Posts in category distributed

Agile By Example Conference

source:/BRANCH/TRUNK/artifacts/presentations/agile_by_example_button_2.png I was honoured to be invited to speak at the second  Agile By Example conference in 2012 in Warsaw Poland. Here I gave an updated version of my Thinking Distributed to Improve Agility talk that I first gave at JAX the previous year. The slides for the talk are here:

This was a fantastic, well organised conference, with a fairly unique structure. Well worth attending for those who can make the trip.

Thinking Distributed to Improve Agility
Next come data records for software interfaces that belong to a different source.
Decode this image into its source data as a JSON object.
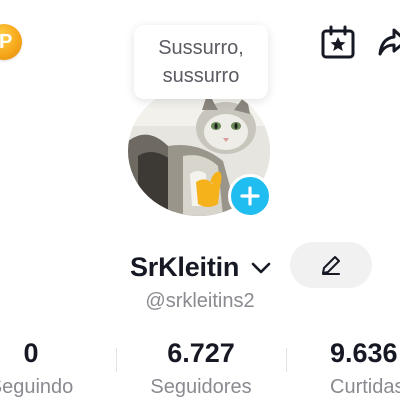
{
  "header": {
    "coin_letter": "P",
    "coin_icon": "coin-icon",
    "calendar_icon": "calendar-star-icon",
    "share_icon": "share-icon"
  },
  "tooltip": {
    "text": "Sussurro,\nsussurro"
  },
  "profile": {
    "avatar_icon": "avatar",
    "add_button_icon": "plus-icon",
    "username": "SrKleitin",
    "handle": "@srkleitins2",
    "edit_icon": "pencil-icon"
  },
  "stats": [
    {
      "value": "0",
      "label": "Seguindo"
    },
    {
      "value": "6.727",
      "label": "Seguidores"
    },
    {
      "value": "9.636",
      "label": "Curtidas"
    }
  ],
  "colors": {
    "accent_blue": "#20bdf0",
    "coin_orange": "#f7a81b",
    "text_primary": "#161823",
    "text_secondary": "#8a8b91"
  }
}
source:/BRANCH/TRUNK/artifacts/presentations/jax_2011_autumn_edition.png Today (2nd Nov 2011) I gave a talk titled "Thinking Distributed to Improve Agility" at  JAX 2011 in London. This was the first talk in the Architecture track on the second day of the conference. This is bleed over from Agile Day yesterday, but also talked to the architecture of teams within an organisation.

The premise of the talk was that, contrary to poplar belief, distributed teams exhibit characteristics that can make it easier for them to transition to agile and improve their agility. In contrast co-located teams can somehow struggle to transition and be agile. I take a look at organisational patterns and crowd communication in an attempt to explain why this might be the case.

I've uploaded the  slides from the presentation as a PDF. Hopefully it will be a good read.

There was some good feedback from the talk, with one person observing that one aspect of the distributed teams is that you are forced to do things well, otherwise you simply cannot survive. Very true in many ways but certainly only one aspect of the overall problem.

The conference has been very good with a high standard of talks over all, highly recommended to anyone who hasn't been to JAX before.

Paying Lip-Service to Agile

source:/BRANCH/TRUNK/artifacts/presentations/jaxlondon_autumn.png Today I gave a talk about "Paying Lip_service to Agile" at  JAX 2010 in London. This is the first day and so far it has been a great conference. There was a very strong turn-out for the Agile Day and it was encouraging to see so many wanting to learn more about agile development.

I've uploaded the slides Download from the presentation as a PDF. I hope it makes for an enjoyable read!

Effective Use of agile-trac for (Distributed) Agile Development

source:/BRANCH/TRUNK/artifacts/presentations/jaxlondon2010.jpg Today I gave a talk about using agile-trac at  JAX 2010 in London. This quote, from the JAX London site, sums the JAX conference up quite well, "JAX - it's all about Technology, Architecture, Agility". I've uploaded the  slides from the presentation as a PDF. There is an 'agile-trac In a Nutshell' section which actually provides quite comprehensive documentation.

Agile Development in Globally Distributed Team

source:/BRANCH/TRUNK/artifacts/presentations/agile_2008_logo.png One of the great uses for tools like trac, and obviously agile-trac, is development in a distributed environment. Much of the initial design of agile-trac grew from an agile project where the whole team was distributed with team members on different continents and hence also in different time-zones. During that project a lot was learned about how to work effectively in a distributed setting.

A key observation is that the solution to distributed development is not co-location. You can effectively develop within a distributed team, and with reasonable tool support this can be quite pain free. I link to a  presentation here that was first given at Agile 2008 in Toronto last year. It captures many of the lessons learned from several years of working in agile distributed teams. It turns out that going agile can really bring benefits in a distributed setting as it helps focus both the nature and the quality of communication.